The Trump administration has inaccurately attacked the National Climate Assessment for lacking transparency and factual basis, and for focusing on an “extreme” climate scenario.
At a town hall event on Dec. 11, Rep.-elect Mark Green of Tennessee inaccurately claimed that vaccine preservatives might cause autism.
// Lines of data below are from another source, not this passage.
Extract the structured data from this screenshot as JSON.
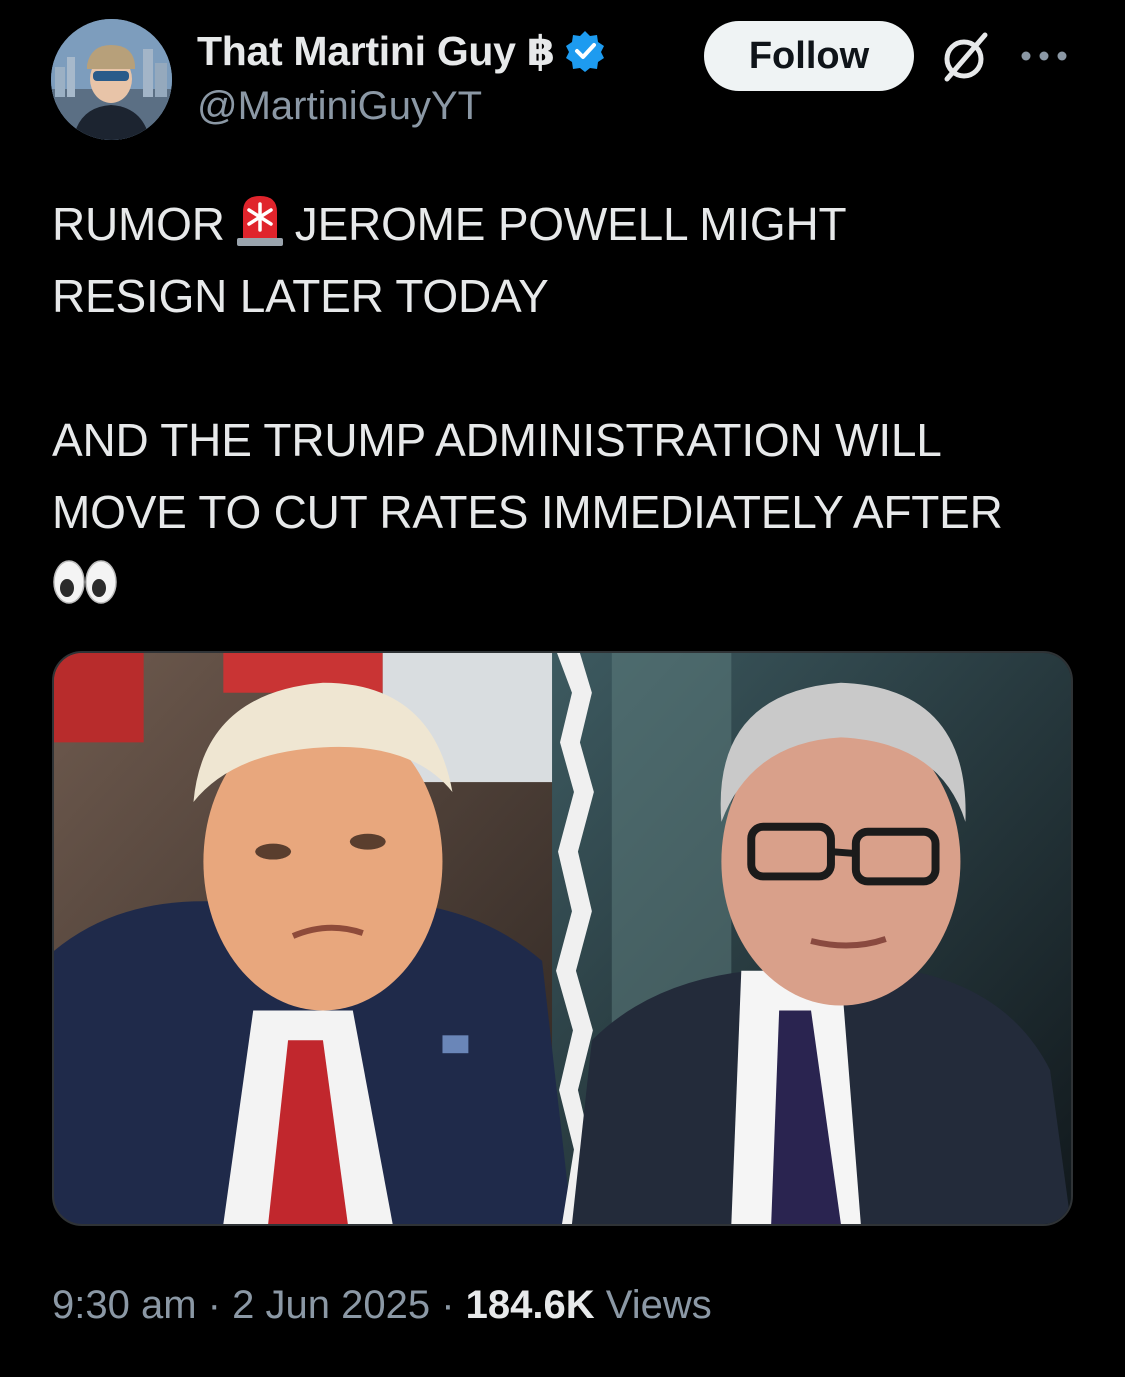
{
  "author": {
    "display_name": "That Martini Guy ฿",
    "handle": "@MartiniGuyYT",
    "verified": true,
    "verified_color": "#1d9bf0"
  },
  "actions": {
    "follow_label": "Follow"
  },
  "tweet": {
    "lines": [
      {
        "before": "RUMOR",
        "emoji": "police-car-light",
        "after": "JEROME POWELL MIGHT"
      },
      {
        "text": "RESIGN LATER TODAY"
      },
      {
        "text": "AND THE TRUMP ADMINISTRATION WILL"
      },
      {
        "text": "MOVE TO CUT RATES IMMEDIATELY AFTER"
      }
    ],
    "trailing_emoji": "eyes"
  },
  "media": {
    "icon": "photo-split-two-portraits"
  },
  "meta": {
    "time": "9:30 am",
    "separator": "·",
    "date": "2 Jun 2025",
    "views_count": "184.6K",
    "views_label": "Views"
  },
  "colors": {
    "background": "#000000",
    "text": "#e7e9ea",
    "secondary": "#8b98a5",
    "follow_bg": "#eff3f4"
  }
}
He also repeated an unsubstantiated claim that the Centers for Disease Control and Prevention “fraudulently managed” data that showed a link between vaccinations and autism.
In response to a question about climate change, President Donald Trump falsely claimed that the United States was “the cleanest we’ve ever been.” Data from a variety of sources show that while the country has made strides in the last decade, its carbon dioxide, or CO2, emissions are far from their lowest point.
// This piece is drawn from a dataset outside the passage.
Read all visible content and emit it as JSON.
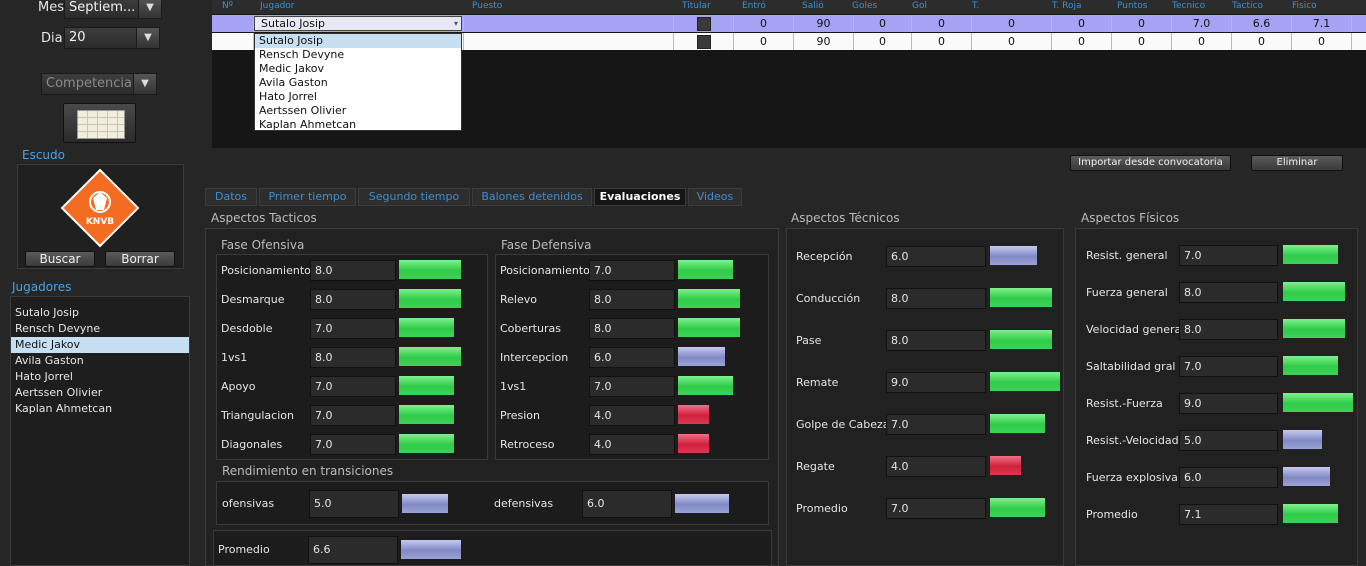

The president’s comments came on Nov. 26 after he was asked by a journalist about the latest National Climate Assessment.
Over the past two weekends, as two major wildfires devastated communities in Northern and Southern California, President Donald Trump has inaccurately blamed the state’s forest management practices for the blazes. He has also wrongly said that raking — a method he attributed to Finland — could have solved the problem.